disk. All we can see is light that streams out perpendicularly
to the disk, and then scatters off of dust particles toward our
direction. Astronomers found that the star in the center is
actually a close pair of stars that orbit each other with a
period of about 10 1/2 months. Interactions between these stars
have probably caused the ejection of the thick dust disk that
obscures our view of the binary. The disk has funneled subsequent
outflows in the directions perpendicular to the disk, forming the
bizarre bi-conical structure we see as the Red Rectangle. The
reasons for the periodic ejections of more gas and dust, which are
producing the “rungs” revealed in the Hubble image, remain unknown.

The Red Rectangle was first discovered during a rocket flight in
the early 1970s, in which astronomers were searching for strong
sources of infrared radiation. This infrared source lies about
2,300 light-years from Earth in the direction of the constellation
Monoceros. Stars surrounded by clouds of dust are often strong
infrared sources because the dust is heated by the starlight and
radiates long-wavelength light. Studies of HD 44179 with ground-based
telescopes revealed a rectangular shape in the dust surrounding the
star in the center, leading to the name Red Rectangle which was
coined in 1973 by astronomers Martin Cohen and Mike Merrill.

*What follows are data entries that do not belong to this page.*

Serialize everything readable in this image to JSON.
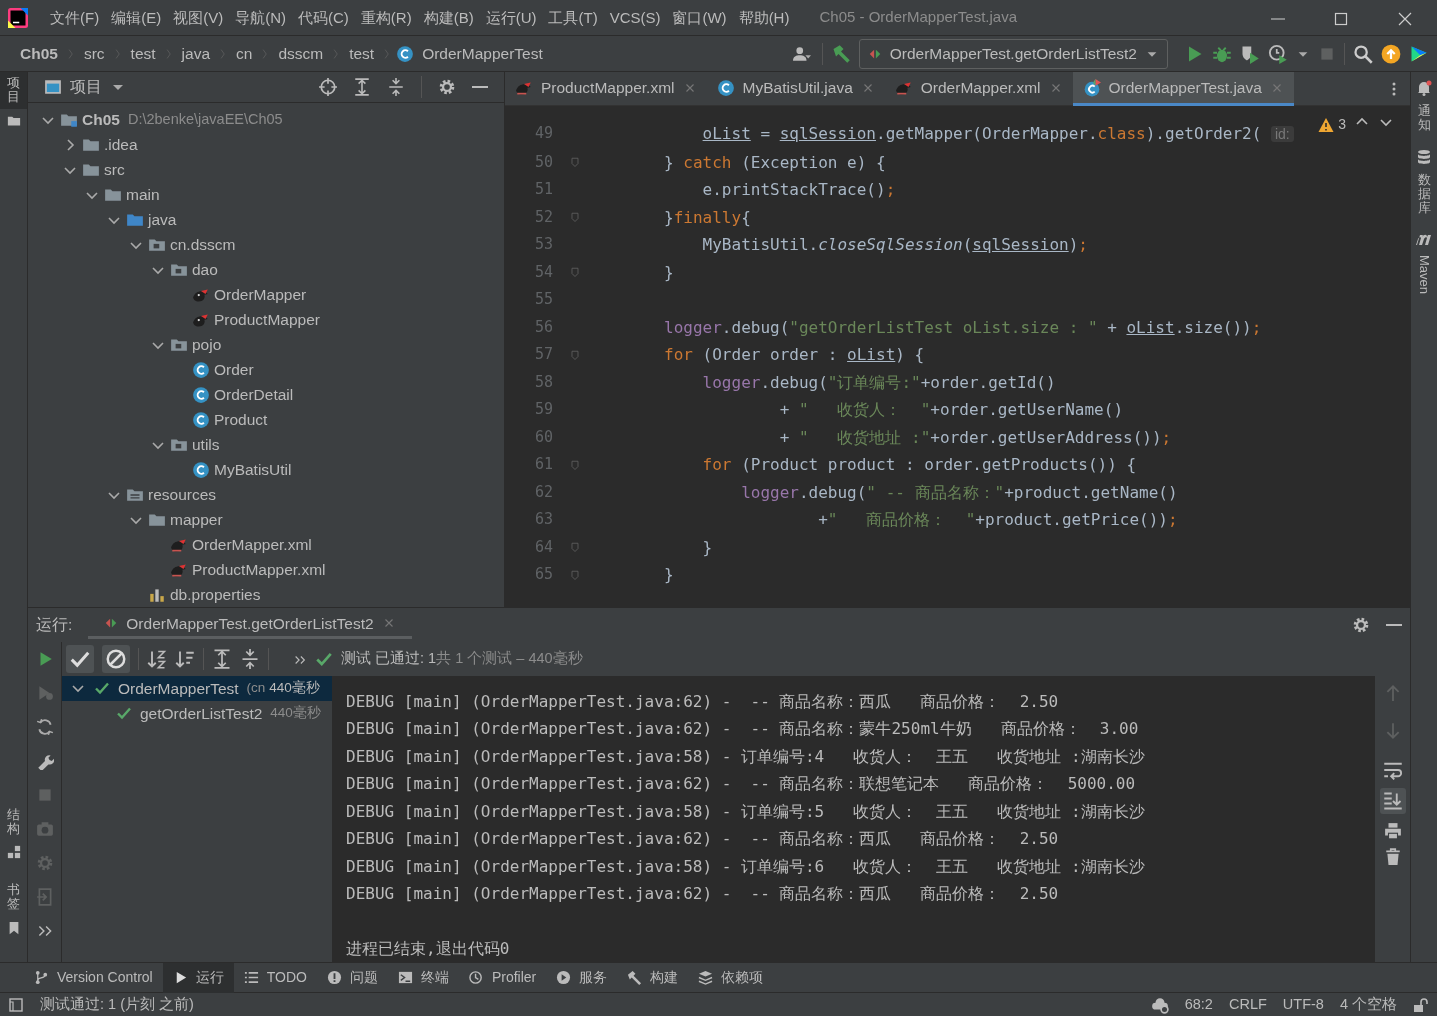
{
  "window": {
    "title": "Ch05 - OrderMapperTest.java"
  },
  "menu": [
    "文件(F)",
    "编辑(E)",
    "视图(V)",
    "导航(N)",
    "代码(C)",
    "重构(R)",
    "构建(B)",
    "运行(U)",
    "工具(T)",
    "VCS(S)",
    "窗口(W)",
    "帮助(H)"
  ],
  "breadcrumbs": [
    {
      "label": "Ch05",
      "kind": "root"
    },
    {
      "label": "src",
      "kind": "folder"
    },
    {
      "label": "test",
      "kind": "folder"
    },
    {
      "label": "java",
      "kind": "folder"
    },
    {
      "label": "cn",
      "kind": "folder"
    },
    {
      "label": "dsscm",
      "kind": "folder"
    },
    {
      "label": "test",
      "kind": "folder"
    },
    {
      "label": "OrderMapperTest",
      "kind": "class"
    }
  ],
  "run_configuration": {
    "label": "OrderMapperTest.getOrderListTest2"
  },
  "left_stripe": {
    "top": [
      {
        "label": "项目",
        "selected": true
      }
    ],
    "bottom": [
      {
        "label": "结构",
        "selected": false
      },
      {
        "label": "书签",
        "selected": false
      }
    ]
  },
  "right_stripe": [
    {
      "label": "通知",
      "kind": "bell"
    },
    {
      "label": "数据库",
      "kind": "database"
    },
    {
      "label": "Maven",
      "kind": "maven"
    }
  ],
  "project_panel": {
    "title": "项目",
    "tree": [
      {
        "label": "Ch05",
        "note": "D:\\2benke\\javaEE\\Ch05",
        "kind": "module",
        "expanded": true,
        "children": [
          {
            "label": ".idea",
            "kind": "folder",
            "expanded": false
          },
          {
            "label": "src",
            "kind": "folder",
            "expanded": true,
            "children": [
              {
                "label": "main",
                "kind": "folder",
                "expanded": true,
                "children": [
                  {
                    "label": "java",
                    "kind": "source",
                    "expanded": true,
                    "children": [
                      {
                        "label": "cn.dsscm",
                        "kind": "package",
                        "expanded": true,
                        "children": [
                          {
                            "label": "dao",
                            "kind": "package",
                            "expanded": true,
                            "children": [
                              {
                                "label": "OrderMapper",
                                "kind": "mapper"
                              },
                              {
                                "label": "ProductMapper",
                                "kind": "mapper"
                              }
                            ]
                          },
                          {
                            "label": "pojo",
                            "kind": "package",
                            "expanded": true,
                            "children": [
                              {
                                "label": "Order",
                                "kind": "class"
                              },
                              {
                                "label": "OrderDetail",
                                "kind": "class"
                              },
                              {
                                "label": "Product",
                                "kind": "class"
                              }
                            ]
                          },
                          {
                            "label": "utils",
                            "kind": "package",
                            "expanded": true,
                            "children": [
                              {
                                "label": "MyBatisUtil",
                                "kind": "class"
                              }
                            ]
                          }
                        ]
                      }
                    ]
                  },
                  {
                    "label": "resources",
                    "kind": "resources",
                    "expanded": true,
                    "children": [
                      {
                        "label": "mapper",
                        "kind": "folder",
                        "expanded": true,
                        "children": [
                          {
                            "label": "OrderMapper.xml",
                            "kind": "xml"
                          },
                          {
                            "label": "ProductMapper.xml",
                            "kind": "xml"
                          }
                        ]
                      },
                      {
                        "label": "db.properties",
                        "kind": "properties"
                      }
                    ]
                  }
                ]
              }
            ]
          }
        ]
      }
    ]
  },
  "editor": {
    "tabs": [
      {
        "label": "ProductMapper.xml",
        "kind": "xml",
        "selected": false
      },
      {
        "label": "MyBatisUtil.java",
        "kind": "class",
        "selected": false
      },
      {
        "label": "OrderMapper.xml",
        "kind": "xml",
        "selected": false
      },
      {
        "label": "OrderMapperTest.java",
        "kind": "test",
        "selected": true
      }
    ],
    "warnings": "3",
    "lines": [
      {
        "num": "49",
        "fold": false,
        "tokens": [
          {
            "text": "            oList",
            "kind": "underlined"
          },
          {
            "text": " = ",
            "kind": "plain"
          },
          {
            "text": "sqlSession",
            "kind": "underlined"
          },
          {
            "text": ".getMapper(OrderMapper.",
            "kind": "plain"
          },
          {
            "text": "class",
            "kind": "keyword"
          },
          {
            "text": ").getOrder2( ",
            "kind": "plain"
          },
          {
            "text": "id:",
            "kind": "hint"
          }
        ]
      },
      {
        "num": "50",
        "fold": true,
        "tokens": [
          {
            "text": "        } ",
            "kind": "plain"
          },
          {
            "text": "catch",
            "kind": "keyword"
          },
          {
            "text": " (Exception e) {",
            "kind": "plain"
          }
        ]
      },
      {
        "num": "51",
        "fold": false,
        "tokens": [
          {
            "text": "            e.printStackTrace()",
            "kind": "plain"
          },
          {
            "text": ";",
            "kind": "keyword"
          }
        ]
      },
      {
        "num": "52",
        "fold": true,
        "tokens": [
          {
            "text": "        }",
            "kind": "plain"
          },
          {
            "text": "finally",
            "kind": "keyword"
          },
          {
            "text": "{",
            "kind": "plain"
          }
        ]
      },
      {
        "num": "53",
        "fold": false,
        "tokens": [
          {
            "text": "            MyBatisUtil.",
            "kind": "plain"
          },
          {
            "text": "closeSqlSession",
            "kind": "italic"
          },
          {
            "text": "(",
            "kind": "plain"
          },
          {
            "text": "sqlSession",
            "kind": "underlined"
          },
          {
            "text": ")",
            "kind": "plain"
          },
          {
            "text": ";",
            "kind": "keyword"
          }
        ]
      },
      {
        "num": "54",
        "fold": true,
        "tokens": [
          {
            "text": "        }",
            "kind": "plain"
          }
        ]
      },
      {
        "num": "55",
        "fold": false
      },
      {
        "num": "56",
        "fold": false,
        "tokens": [
          {
            "text": "        logger",
            "kind": "field"
          },
          {
            "text": ".debug(",
            "kind": "plain"
          },
          {
            "text": "\"getOrderListTest oList.size : \"",
            "kind": "string"
          },
          {
            "text": " + ",
            "kind": "plain"
          },
          {
            "text": "oList",
            "kind": "underlined"
          },
          {
            "text": ".size())",
            "kind": "plain"
          },
          {
            "text": ";",
            "kind": "keyword"
          }
        ]
      },
      {
        "num": "57",
        "fold": true,
        "tokens": [
          {
            "text": "        for",
            "kind": "keyword"
          },
          {
            "text": " (Order order : ",
            "kind": "plain"
          },
          {
            "text": "oList",
            "kind": "underlined"
          },
          {
            "text": ") {",
            "kind": "plain"
          }
        ]
      },
      {
        "num": "58",
        "fold": false,
        "tokens": [
          {
            "text": "            logger",
            "kind": "field"
          },
          {
            "text": ".debug(",
            "kind": "plain"
          },
          {
            "text": "\"订单编号:\"",
            "kind": "string"
          },
          {
            "text": "+order.getId()",
            "kind": "plain"
          }
        ]
      },
      {
        "num": "59",
        "fold": false,
        "tokens": [
          {
            "text": "                    + ",
            "kind": "plain"
          },
          {
            "text": "\"   收货人：  \"",
            "kind": "string"
          },
          {
            "text": "+order.getUserName()",
            "kind": "plain"
          }
        ]
      },
      {
        "num": "60",
        "fold": false,
        "tokens": [
          {
            "text": "                    + ",
            "kind": "plain"
          },
          {
            "text": "\"   收货地址 :\"",
            "kind": "string"
          },
          {
            "text": "+order.getUserAddress())",
            "kind": "plain"
          },
          {
            "text": ";",
            "kind": "keyword"
          }
        ]
      },
      {
        "num": "61",
        "fold": true,
        "tokens": [
          {
            "text": "            for",
            "kind": "keyword"
          },
          {
            "text": " (Product product : order.getProducts()) {",
            "kind": "plain"
          }
        ]
      },
      {
        "num": "62",
        "fold": false,
        "tokens": [
          {
            "text": "                logger",
            "kind": "field"
          },
          {
            "text": ".debug(",
            "kind": "plain"
          },
          {
            "text": "\" -- 商品名称：\"",
            "kind": "string"
          },
          {
            "text": "+product.getName()",
            "kind": "plain"
          }
        ]
      },
      {
        "num": "63",
        "fold": false,
        "tokens": [
          {
            "text": "                        +",
            "kind": "plain"
          },
          {
            "text": "\"   商品价格：  \"",
            "kind": "string"
          },
          {
            "text": "+product.getPrice())",
            "kind": "plain"
          },
          {
            "text": ";",
            "kind": "keyword"
          }
        ]
      },
      {
        "num": "64",
        "fold": true,
        "tokens": [
          {
            "text": "            }",
            "kind": "plain"
          }
        ]
      },
      {
        "num": "65",
        "fold": true,
        "tokens": [
          {
            "text": "        }",
            "kind": "plain"
          }
        ]
      }
    ]
  },
  "run_panel": {
    "label": "运行:",
    "tab": "OrderMapperTest.getOrderListTest2",
    "summary": {
      "status": "测试 已通过: 1",
      "detail": "共 1 个测试 – 440毫秒"
    },
    "tests": [
      {
        "label": "OrderMapperTest",
        "note": "(cn",
        "time": "440毫秒",
        "passed": true,
        "selected": true,
        "expanded": true,
        "children": [
          {
            "label": "getOrderListTest2",
            "time": "440毫秒",
            "passed": true,
            "selected": false
          }
        ]
      }
    ],
    "console": {
      "lines": [
        "DEBUG [main] (OrderMapperTest.java:62) -  -- 商品名称：西瓜   商品价格：  2.50",
        "DEBUG [main] (OrderMapperTest.java:62) -  -- 商品名称：蒙牛250ml牛奶   商品价格：  3.00",
        "DEBUG [main] (OrderMapperTest.java:58) - 订单编号:4   收货人：  王五   收货地址 :湖南长沙",
        "DEBUG [main] (OrderMapperTest.java:62) -  -- 商品名称：联想笔记本   商品价格：  5000.00",
        "DEBUG [main] (OrderMapperTest.java:58) - 订单编号:5   收货人：  王五   收货地址 :湖南长沙",
        "DEBUG [main] (OrderMapperTest.java:62) -  -- 商品名称：西瓜   商品价格：  2.50",
        "DEBUG [main] (OrderMapperTest.java:58) - 订单编号:6   收货人：  王五   收货地址 :湖南长沙",
        "DEBUG [main] (OrderMapperTest.java:62) -  -- 商品名称：西瓜   商品价格：  2.50"
      ],
      "exit": "进程已结束,退出代码0"
    }
  },
  "tool_tabs": [
    {
      "label": "Version Control",
      "kind": "vcs",
      "selected": false
    },
    {
      "label": "运行",
      "kind": "run",
      "selected": true
    },
    {
      "label": "TODO",
      "kind": "todo",
      "selected": false
    },
    {
      "label": "问题",
      "kind": "problems",
      "selected": false
    },
    {
      "label": "终端",
      "kind": "terminal",
      "selected": false
    },
    {
      "label": "Profiler",
      "kind": "profiler",
      "selected": false
    },
    {
      "label": "服务",
      "kind": "services",
      "selected": false
    },
    {
      "label": "构建",
      "kind": "build",
      "selected": false
    },
    {
      "label": "依赖项",
      "kind": "deps",
      "selected": false
    }
  ],
  "status_bar": {
    "message": "测试通过: 1 (片刻 之前)",
    "position": "68:2",
    "line_separator": "CRLF",
    "encoding": "UTF-8",
    "indent": "4 个空格"
  }
}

This image was made from observations taken on March 17-18, 1999
with Hubble’s Wide Field Planetary Camera 2.

Credits: NASA; ESA; Hans Van Winckel (Catholic University of
Leuven, Belgium); and Martin Cohen (University of California,

NOTE TO EDITORS: For more information, please contact
Donna Weaver, Space Telescope Science Institute, Baltimore, Md.,
(phone) 410-338-4493, (e-mail) or

Lars Lindberg Christensen, Hubble European Space Agency
Information Centre, Garching, Germany, (phone) 011-49-89-320-
06-306, (cellular) 011-49-173-3872-621, (e-mail)

Hans Van Winckel, Catholic University of Leuven, Heverlee,
Belgium, (phone) 011-32-1-632-70-39, (e-mail) or

Martin Cohen, University of California, Berkeley, (phone) 510-
642-2833, (e-mail) or

Howard E. Bond, Space Telescope Science Institute, Baltimore, Md.,
(phone) 410-338-4718; (e-mail) or

Ted Gull, NASA Goddard Space Flight Center, Greenbelt, Md.,
(phone) 301-286-6184, (e-mail)

Electronic images and additional information are available at:

The Space Telescope Science Institute (STScI) is operated by the
Association of Universities for Research in Astronomy, Inc. (AURA),
for NASA, under contract with the Goddard Space Flight Center,
Greenbelt, MD. The Hubble Space Telescope is a project of
international cooperation between NASA and the European Space
Agency (ESA).

SpaceRef staff editor.